Unix systems have the concept of a reserved port, which is any port less than 1024. These ports can only be assigned to a socket by an appropriately privileged process. All the IANA well-known ports are reserved ports; hence, the server allocating this port (such as the FTP server) must have superuser privileges when it starts.
Historically, Berkeley-derived implementations (starting with 4.3BSD) have allocated ephemeral ports in the range 1024–5000. This was fine in the early 1980s, but it is easy today to find a host that can support more than 3977 connections at any given time. Therefore, many newer systems allocate ephemeral ports differently to provide more ephemeral ports, either using the IANA-defined ephemeral range or a larger range (e.g., Solaris as we show in Figure 2.10).
As it turns out, the upper limit of 5000 for the ephemeral ports, which many older systems implement, was a typo [Borman 1997a]. The limit should have been 50,000.
There are a few clients (not servers) that require a reserved port as part of the client/server authentication: the rlogin and rsh clients are common examples. These clients call the library function rresvport to create a TCP socket and assign an unused port in the range 513–1023 to the socket. This function normally tries to bind port 1023, and if that fails, it tries to bind 1022, and so on, until it either succeeds or fails on port 513.
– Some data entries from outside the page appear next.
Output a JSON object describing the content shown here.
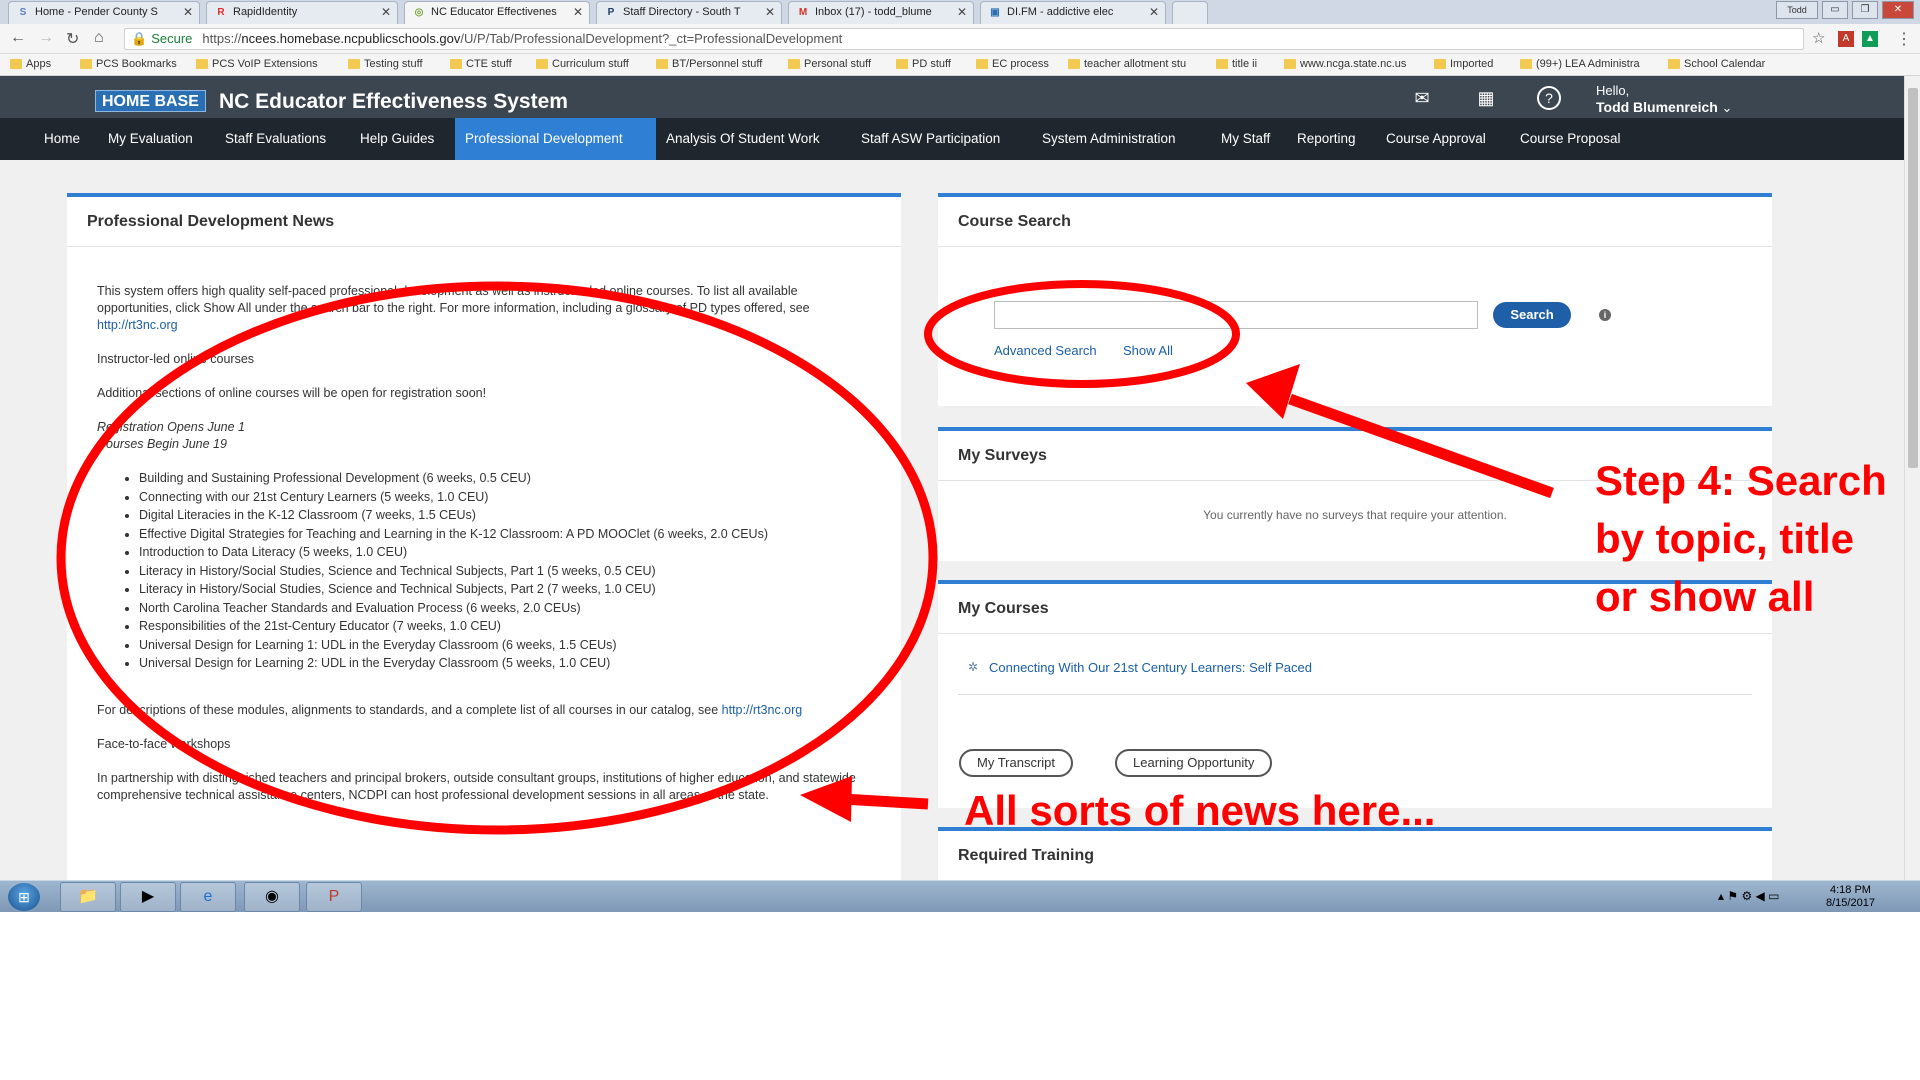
{
  "browser": {
    "tabs": [
      {
        "label": "Home - Pender County S",
        "fav": "S",
        "color": "#5e7dbf"
      },
      {
        "label": "RapidIdentity",
        "fav": "R",
        "color": "#d9322c"
      },
      {
        "label": "NC Educator Effectivenes",
        "fav": "◎",
        "color": "#7aa63c"
      },
      {
        "label": "Staff Directory - South T",
        "fav": "P",
        "color": "#1e3f66"
      },
      {
        "label": "Inbox (17) - todd_blume",
        "fav": "M",
        "color": "#d93025"
      },
      {
        "label": "DI.FM - addictive elec",
        "fav": "▣",
        "color": "#2a6fb3"
      }
    ],
    "user_badge": "Todd",
    "url": {
      "secure_label": "Secure",
      "prefix": "https://",
      "host": "ncees.homebase.ncpublicschools.gov",
      "path": "/U/P/Tab/ProfessionalDevelopment?_ct=ProfessionalDevelopment"
    },
    "bookmarks": [
      "Apps",
      "PCS Bookmarks",
      "PCS VoIP Extensions",
      "Testing stuff",
      "CTE stuff",
      "Curriculum stuff",
      "BT/Personnel stuff",
      "Personal stuff",
      "PD stuff",
      "EC process",
      "teacher allotment stu",
      "title ii",
      "www.ncga.state.nc.us",
      "Imported",
      "(99+) LEA Administra",
      "School Calendar"
    ]
  },
  "header": {
    "logo": "HOME BASE",
    "title": "NC Educator Effectiveness System",
    "hello": "Hello,",
    "user": "Todd Blumenreich"
  },
  "nav": [
    "Home",
    "My Evaluation",
    "Staff Evaluations",
    "Help Guides",
    "Professional Development",
    "Analysis Of Student Work",
    "Staff ASW Participation",
    "System Administration",
    "My Staff",
    "Reporting",
    "Course Approval",
    "Course Proposal"
  ],
  "news": {
    "title": "Professional Development News",
    "intro": "This system offers high quality self-paced professional development as well as instructor-led online courses. To list all available opportunities, click Show All under the search bar to the right. For more information, including a glossary of PD types offered, see",
    "intro_link": "http://rt3nc.org",
    "instructor": "Instructor-led online courses",
    "additional": "Additional sections of online courses will be open for registration soon!",
    "reg_open": "Registration Opens June 1",
    "courses_begin": "Courses Begin June 19",
    "courses": [
      "Building and Sustaining Professional Development (6 weeks, 0.5 CEU)",
      "Connecting with our 21st Century Learners (5 weeks, 1.0 CEU)",
      "Digital Literacies in the K-12 Classroom (7 weeks, 1.5 CEUs)",
      "Effective Digital Strategies for Teaching and Learning in the K-12 Classroom: A PD MOOClet (6 weeks, 2.0 CEUs)",
      "Introduction to Data Literacy (5 weeks, 1.0 CEU)",
      "Literacy in History/Social Studies, Science and Technical Subjects, Part 1 (5 weeks, 0.5 CEU)",
      "Literacy in History/Social Studies, Science and Technical Subjects, Part 2 (7 weeks, 1.0 CEU)",
      "North Carolina Teacher Standards and Evaluation Process (6 weeks, 2.0 CEUs)",
      "Responsibilities of the 21st-Century Educator (7 weeks, 1.0 CEU)",
      "Universal Design for Learning 1: UDL in the Everyday Classroom (6 weeks, 1.5 CEUs)",
      "Universal Design for Learning 2: UDL in the Everyday Classroom (5 weeks, 1.0 CEU)"
    ],
    "descriptions": "For descriptions of these modules, alignments to standards, and a complete list of all courses in our catalog, see",
    "descriptions_link": "http://rt3nc.org",
    "f2f": "Face-to-face workshops",
    "partnership": "In partnership with distinguished teachers and principal brokers, outside consultant groups, institutions of higher education, and statewide comprehensive technical assistance centers, NCDPI can host professional development sessions in all areas of the state."
  },
  "course_search": {
    "title": "Course Search",
    "search_value": "",
    "search_button": "Search",
    "advanced": "Advanced Search",
    "show_all": "Show All"
  },
  "surveys": {
    "title": "My Surveys",
    "empty": "You currently have no surveys that require your attention."
  },
  "my_courses": {
    "title": "My Courses",
    "course": "Connecting With Our 21st Century Learners: Self Paced",
    "transcript": "My Transcript",
    "learning": "Learning Opportunity"
  },
  "required": {
    "title": "Required Training"
  },
  "taskbar": {
    "time": "4:18 PM",
    "date": "8/15/2017"
  },
  "annotations": {
    "step4": [
      "Step 4: Search",
      "by topic, title",
      "or show all"
    ],
    "news_note": "All sorts of news here...",
    "color": "#ff0000"
  }
}
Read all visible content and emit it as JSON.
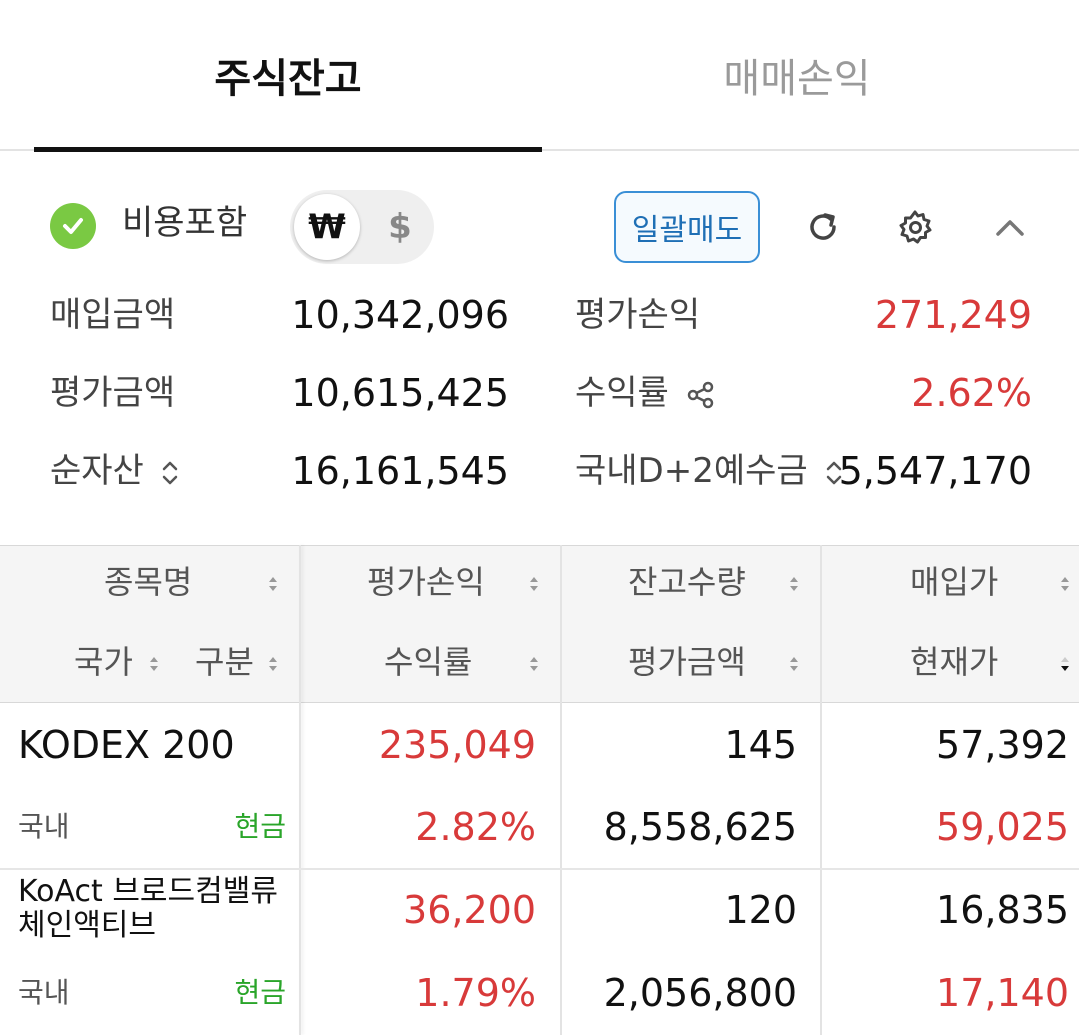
{
  "tabs": {
    "active": "주식잔고",
    "inactive": "매매손익"
  },
  "controls": {
    "fee_label": "비용포함",
    "currency_krw": "₩",
    "currency_usd": "$",
    "sell_all": "일괄매도"
  },
  "summary": {
    "purchase_label": "매입금액",
    "purchase_value": "10,342,096",
    "eval_label": "평가금액",
    "eval_value": "10,615,425",
    "net_asset_label": "순자산",
    "net_asset_value": "16,161,545",
    "eval_pl_label": "평가손익",
    "eval_pl_value": "271,249",
    "return_label": "수익률",
    "return_value": "2.62%",
    "deposit_label": "국내D+2예수금",
    "deposit_value": "5,547,170"
  },
  "table": {
    "headers": {
      "name": "종목명",
      "country": "국가",
      "type": "구분",
      "eval_pl": "평가손익",
      "return": "수익률",
      "qty": "잔고수량",
      "eval_amount": "평가금액",
      "buy_price": "매입가",
      "current_price": "현재가"
    },
    "rows": [
      {
        "name": "KODEX 200",
        "country": "국내",
        "type": "현금",
        "eval_pl": "235,049",
        "return": "2.82%",
        "qty": "145",
        "eval_amount": "8,558,625",
        "buy_price": "57,392",
        "current_price": "59,025"
      },
      {
        "name": "KoAct 브로드컴밸류체인액티브",
        "name_line1": "KoAct 브로드컴밸류",
        "name_line2": "체인액티브",
        "country": "국내",
        "type": "현금",
        "eval_pl": "36,200",
        "return": "1.79%",
        "qty": "120",
        "eval_amount": "2,056,800",
        "buy_price": "16,835",
        "current_price": "17,140"
      }
    ]
  },
  "colors": {
    "profit": "#d83a3a",
    "cash": "#2aa52a",
    "accent": "#3a8fd6",
    "check": "#7ac943"
  },
  "icons": [
    "check-icon",
    "refresh-icon",
    "gear-icon",
    "chevron-up-icon",
    "share-icon",
    "sort-icon"
  ]
}
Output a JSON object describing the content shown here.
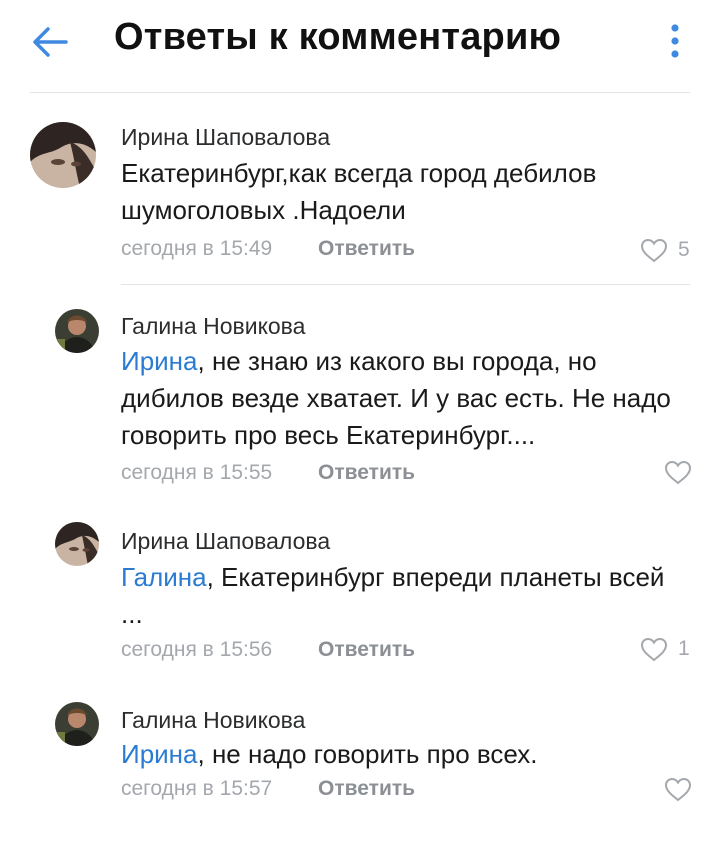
{
  "header": {
    "title": "Ответы к комментарию",
    "back_icon": "arrow-left-icon",
    "menu_icon": "kebab-menu-icon",
    "accent_color": "#3f8ae0"
  },
  "comments": [
    {
      "author": "Ирина Шаповалова",
      "mention": "",
      "text": "Екатеринбург,как всегда город дебилов шумоголовых .Надоели",
      "time": "сегодня в 15:49",
      "reply_label": "Ответить",
      "likes": "5"
    },
    {
      "author": "Галина Новикова",
      "mention": "Ирина",
      "text": ",  не знаю из какого вы города, но дибилов везде хватает. И у вас есть. Не надо говорить про весь Екатеринбург....",
      "time": "сегодня в 15:55",
      "reply_label": "Ответить",
      "likes": ""
    },
    {
      "author": "Ирина Шаповалова",
      "mention": "Галина",
      "text": ", Екатеринбург впереди планеты всей ...",
      "time": "сегодня в 15:56",
      "reply_label": "Ответить",
      "likes": "1"
    },
    {
      "author": "Галина Новикова",
      "mention": "Ирина",
      "text": ", не надо говорить про всех.",
      "time": "сегодня в 15:57",
      "reply_label": "Ответить",
      "likes": ""
    }
  ],
  "colors": {
    "mention": "#2a7bd1",
    "meta": "#a4a8ad",
    "divider": "#e3e4e6"
  }
}
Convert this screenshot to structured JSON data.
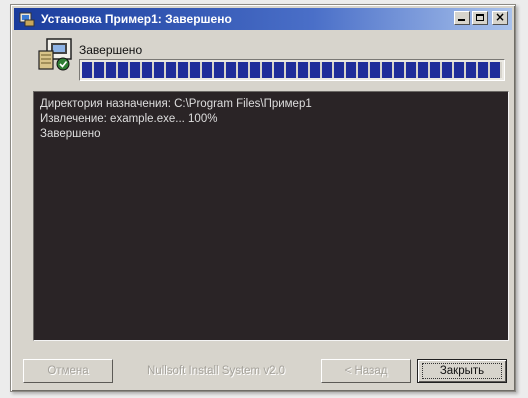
{
  "window": {
    "title": "Установка Пример1: Завершено",
    "icon": "installer-icon"
  },
  "status": {
    "label": "Завершено",
    "progress_percent": 100,
    "icon": "installer-package-icon"
  },
  "log": {
    "lines": [
      "Директория назначения: C:\\Program Files\\Пример1",
      "Извлечение: example.exe... 100%",
      "Завершено"
    ]
  },
  "footer": {
    "cancel_label": "Отмена",
    "brand_text": "Nullsoft Install System v2.0",
    "back_label": "< Назад",
    "close_label": "Закрыть"
  },
  "colors": {
    "titlebar_start": "#1a3c9c",
    "progress": "#1f2d9a",
    "log_background": "#2a2426",
    "log_text": "#dedede"
  }
}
Notice that the BSD reserved ports and the rresvport function both overlap with the upper half of the IANA well-known ports. This is because the IANA well-known ports used to stop at 255. RFC 1340 (a previous "Assigned Numbers" RFC) in 1992 started assigning well-known ports between 256 and 1023. The previous "Assigned Numbers" document, RFC 1060 in 1990, called ports 256–1023 the Unix Standard Services. There are numerous Berkeley-derived servers that picked their well-known ports in the 1980s starting at 512 (leaving 256–511 untouched). The rresvport function chose to start at the top of the 512–1023 range and work down.
The socket pair for a TCP connection is the four-tuple that defines the two endpoints of the connection: the local IP address, local port, foreign IP address, and foreign port. A socket pair uniquely identifies every TCP connection on a network. For SCTP, an association is identified by a set of local IP addresses, a local port, a set of foreign IP addresses, and a foreign port. In its simplest form, where neither endpoint is multihomed, this results in the same four-tuple socket pair used with TCP. However, when either of the endpoints of an association are multihomed, then multiple four-tuple sets (with different IP addresses but the same port numbers) may identify the same association.
The two values that identify each endpoint, an IP address and a port number, are often called a socket.
We can extend the concept of a socket pair to UDP, even though UDP is connectionless. When we describe the socket functions (bind, connect, getpeername, etc.), we will note which functions specify which values in the socket pair. For example, bind lets the application specify the local IP address and local port for TCP, UDP, and SCTP sockets.